> Problem description
Provide nothing except how many lines of the data contain the word "AFIEZA".

Page and application data records:
- - - - - - -

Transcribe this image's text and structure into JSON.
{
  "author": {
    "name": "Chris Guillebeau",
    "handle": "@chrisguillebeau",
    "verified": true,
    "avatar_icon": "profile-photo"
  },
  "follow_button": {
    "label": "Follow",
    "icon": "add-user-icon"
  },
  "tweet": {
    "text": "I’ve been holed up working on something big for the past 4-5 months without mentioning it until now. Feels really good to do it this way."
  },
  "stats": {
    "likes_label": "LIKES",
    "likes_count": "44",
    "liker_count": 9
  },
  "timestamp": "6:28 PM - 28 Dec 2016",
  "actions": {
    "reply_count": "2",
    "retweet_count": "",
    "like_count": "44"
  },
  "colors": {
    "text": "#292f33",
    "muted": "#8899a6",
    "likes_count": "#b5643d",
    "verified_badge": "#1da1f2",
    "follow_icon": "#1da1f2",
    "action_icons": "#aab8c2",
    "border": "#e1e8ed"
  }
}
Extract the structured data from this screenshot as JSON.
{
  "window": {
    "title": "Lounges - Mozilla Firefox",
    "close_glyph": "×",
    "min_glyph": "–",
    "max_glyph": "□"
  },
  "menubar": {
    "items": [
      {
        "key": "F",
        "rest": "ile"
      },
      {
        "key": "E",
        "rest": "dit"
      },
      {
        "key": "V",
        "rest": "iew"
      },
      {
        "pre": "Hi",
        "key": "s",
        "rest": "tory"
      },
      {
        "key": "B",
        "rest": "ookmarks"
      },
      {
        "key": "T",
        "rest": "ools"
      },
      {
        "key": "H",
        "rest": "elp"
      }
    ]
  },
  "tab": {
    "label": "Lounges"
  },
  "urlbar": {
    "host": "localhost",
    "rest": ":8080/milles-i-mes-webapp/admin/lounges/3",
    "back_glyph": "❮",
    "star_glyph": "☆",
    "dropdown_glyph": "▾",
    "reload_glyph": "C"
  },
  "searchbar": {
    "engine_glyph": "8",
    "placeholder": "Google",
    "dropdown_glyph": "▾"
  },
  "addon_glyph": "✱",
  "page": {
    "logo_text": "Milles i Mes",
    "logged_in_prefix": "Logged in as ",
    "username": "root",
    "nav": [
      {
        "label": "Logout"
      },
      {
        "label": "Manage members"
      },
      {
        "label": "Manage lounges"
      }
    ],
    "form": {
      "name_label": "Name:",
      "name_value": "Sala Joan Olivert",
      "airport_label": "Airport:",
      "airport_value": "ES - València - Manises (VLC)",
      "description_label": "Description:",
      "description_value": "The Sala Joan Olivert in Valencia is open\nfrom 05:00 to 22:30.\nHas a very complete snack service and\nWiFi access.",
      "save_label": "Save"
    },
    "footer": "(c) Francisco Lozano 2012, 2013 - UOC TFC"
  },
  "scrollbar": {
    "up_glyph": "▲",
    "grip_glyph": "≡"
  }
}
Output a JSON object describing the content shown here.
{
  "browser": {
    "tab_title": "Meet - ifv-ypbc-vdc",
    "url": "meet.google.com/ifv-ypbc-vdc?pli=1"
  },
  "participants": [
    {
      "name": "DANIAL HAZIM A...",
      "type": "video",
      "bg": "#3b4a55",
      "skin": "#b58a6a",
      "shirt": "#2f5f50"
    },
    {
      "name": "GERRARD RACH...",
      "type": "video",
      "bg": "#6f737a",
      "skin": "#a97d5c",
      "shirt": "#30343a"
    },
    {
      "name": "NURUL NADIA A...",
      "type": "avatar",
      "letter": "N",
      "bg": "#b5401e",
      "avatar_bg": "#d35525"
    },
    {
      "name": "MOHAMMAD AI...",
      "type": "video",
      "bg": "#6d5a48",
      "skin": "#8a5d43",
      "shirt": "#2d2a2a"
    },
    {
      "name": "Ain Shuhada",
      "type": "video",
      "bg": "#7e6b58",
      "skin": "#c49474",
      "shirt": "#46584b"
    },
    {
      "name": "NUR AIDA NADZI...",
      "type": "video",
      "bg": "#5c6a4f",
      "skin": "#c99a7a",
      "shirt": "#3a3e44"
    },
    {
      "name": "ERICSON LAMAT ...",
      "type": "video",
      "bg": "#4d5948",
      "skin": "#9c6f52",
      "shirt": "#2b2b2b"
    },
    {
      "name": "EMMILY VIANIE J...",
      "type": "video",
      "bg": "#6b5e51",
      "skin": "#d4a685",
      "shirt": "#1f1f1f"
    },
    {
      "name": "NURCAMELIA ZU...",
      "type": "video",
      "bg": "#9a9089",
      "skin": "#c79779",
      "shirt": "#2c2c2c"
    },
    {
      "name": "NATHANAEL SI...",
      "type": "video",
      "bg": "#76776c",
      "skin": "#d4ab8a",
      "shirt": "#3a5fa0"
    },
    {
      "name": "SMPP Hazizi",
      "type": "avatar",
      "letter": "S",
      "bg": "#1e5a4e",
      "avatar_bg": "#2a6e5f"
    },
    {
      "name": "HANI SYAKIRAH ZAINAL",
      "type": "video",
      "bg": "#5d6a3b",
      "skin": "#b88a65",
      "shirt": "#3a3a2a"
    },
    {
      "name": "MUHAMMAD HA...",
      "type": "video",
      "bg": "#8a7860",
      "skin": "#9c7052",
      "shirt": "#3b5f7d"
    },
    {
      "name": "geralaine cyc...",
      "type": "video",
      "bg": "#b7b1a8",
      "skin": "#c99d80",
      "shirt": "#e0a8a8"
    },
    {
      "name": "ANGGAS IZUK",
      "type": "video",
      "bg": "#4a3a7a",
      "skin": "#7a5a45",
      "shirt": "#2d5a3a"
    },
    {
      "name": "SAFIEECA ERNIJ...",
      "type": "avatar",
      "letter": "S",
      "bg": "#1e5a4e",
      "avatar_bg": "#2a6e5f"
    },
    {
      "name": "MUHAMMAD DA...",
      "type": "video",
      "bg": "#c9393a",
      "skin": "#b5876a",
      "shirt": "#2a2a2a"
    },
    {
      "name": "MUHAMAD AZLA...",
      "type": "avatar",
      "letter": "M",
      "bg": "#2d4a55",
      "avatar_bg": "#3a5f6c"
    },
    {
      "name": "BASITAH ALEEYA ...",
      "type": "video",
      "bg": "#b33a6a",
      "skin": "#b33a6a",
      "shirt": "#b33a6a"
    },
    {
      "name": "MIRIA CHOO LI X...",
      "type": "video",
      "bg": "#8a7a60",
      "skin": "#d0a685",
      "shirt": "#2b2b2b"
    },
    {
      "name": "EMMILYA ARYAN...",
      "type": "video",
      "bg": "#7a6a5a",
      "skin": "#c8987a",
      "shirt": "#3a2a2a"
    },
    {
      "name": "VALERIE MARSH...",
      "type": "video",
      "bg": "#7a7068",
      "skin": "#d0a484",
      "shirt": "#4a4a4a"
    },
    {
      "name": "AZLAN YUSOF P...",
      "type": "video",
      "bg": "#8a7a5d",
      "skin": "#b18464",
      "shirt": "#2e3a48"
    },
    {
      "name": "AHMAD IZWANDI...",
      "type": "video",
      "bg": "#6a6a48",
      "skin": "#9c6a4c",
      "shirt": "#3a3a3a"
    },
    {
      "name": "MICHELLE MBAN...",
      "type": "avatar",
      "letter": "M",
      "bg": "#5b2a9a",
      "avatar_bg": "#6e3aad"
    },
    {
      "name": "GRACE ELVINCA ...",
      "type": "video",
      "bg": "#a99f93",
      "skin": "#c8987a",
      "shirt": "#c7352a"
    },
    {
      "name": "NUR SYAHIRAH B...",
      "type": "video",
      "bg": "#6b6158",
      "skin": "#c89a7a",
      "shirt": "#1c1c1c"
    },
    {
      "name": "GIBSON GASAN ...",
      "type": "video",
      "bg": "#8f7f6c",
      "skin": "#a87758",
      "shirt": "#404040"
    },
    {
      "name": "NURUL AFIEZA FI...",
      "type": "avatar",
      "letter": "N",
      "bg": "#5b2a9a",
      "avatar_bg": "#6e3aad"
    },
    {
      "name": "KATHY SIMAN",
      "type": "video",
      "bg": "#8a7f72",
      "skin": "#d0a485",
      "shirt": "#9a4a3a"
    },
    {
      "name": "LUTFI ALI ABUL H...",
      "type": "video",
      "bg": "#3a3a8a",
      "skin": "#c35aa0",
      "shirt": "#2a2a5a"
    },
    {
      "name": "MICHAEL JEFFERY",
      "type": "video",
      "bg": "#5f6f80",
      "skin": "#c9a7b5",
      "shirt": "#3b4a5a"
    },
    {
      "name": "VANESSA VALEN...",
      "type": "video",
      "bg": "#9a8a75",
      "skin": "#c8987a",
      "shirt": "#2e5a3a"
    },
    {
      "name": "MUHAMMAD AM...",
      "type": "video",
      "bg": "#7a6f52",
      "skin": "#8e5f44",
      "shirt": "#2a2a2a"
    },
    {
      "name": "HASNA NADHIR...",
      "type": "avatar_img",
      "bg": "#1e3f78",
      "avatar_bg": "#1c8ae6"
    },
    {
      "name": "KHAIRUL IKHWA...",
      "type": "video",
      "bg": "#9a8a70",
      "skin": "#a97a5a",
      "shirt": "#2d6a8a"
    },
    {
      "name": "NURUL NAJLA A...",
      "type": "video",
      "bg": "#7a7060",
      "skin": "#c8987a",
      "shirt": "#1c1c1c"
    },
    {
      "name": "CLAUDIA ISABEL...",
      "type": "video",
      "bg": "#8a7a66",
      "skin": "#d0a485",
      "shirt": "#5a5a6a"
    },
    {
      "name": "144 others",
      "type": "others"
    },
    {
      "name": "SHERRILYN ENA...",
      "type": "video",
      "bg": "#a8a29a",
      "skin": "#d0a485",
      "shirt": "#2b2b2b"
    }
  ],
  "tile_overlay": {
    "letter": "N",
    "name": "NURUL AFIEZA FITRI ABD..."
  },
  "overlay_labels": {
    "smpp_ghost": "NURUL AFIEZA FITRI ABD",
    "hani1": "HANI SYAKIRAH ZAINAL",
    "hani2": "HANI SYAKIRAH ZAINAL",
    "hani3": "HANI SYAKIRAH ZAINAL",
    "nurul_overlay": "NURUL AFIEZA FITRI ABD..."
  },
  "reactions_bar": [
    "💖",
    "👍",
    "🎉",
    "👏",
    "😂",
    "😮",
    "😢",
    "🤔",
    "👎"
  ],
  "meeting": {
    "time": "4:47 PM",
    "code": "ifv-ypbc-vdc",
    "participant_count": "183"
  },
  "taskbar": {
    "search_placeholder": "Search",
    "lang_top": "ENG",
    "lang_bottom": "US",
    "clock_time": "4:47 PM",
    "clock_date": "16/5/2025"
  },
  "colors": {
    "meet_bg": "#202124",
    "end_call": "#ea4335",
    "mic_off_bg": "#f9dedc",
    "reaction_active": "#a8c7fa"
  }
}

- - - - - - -

> Answer section
4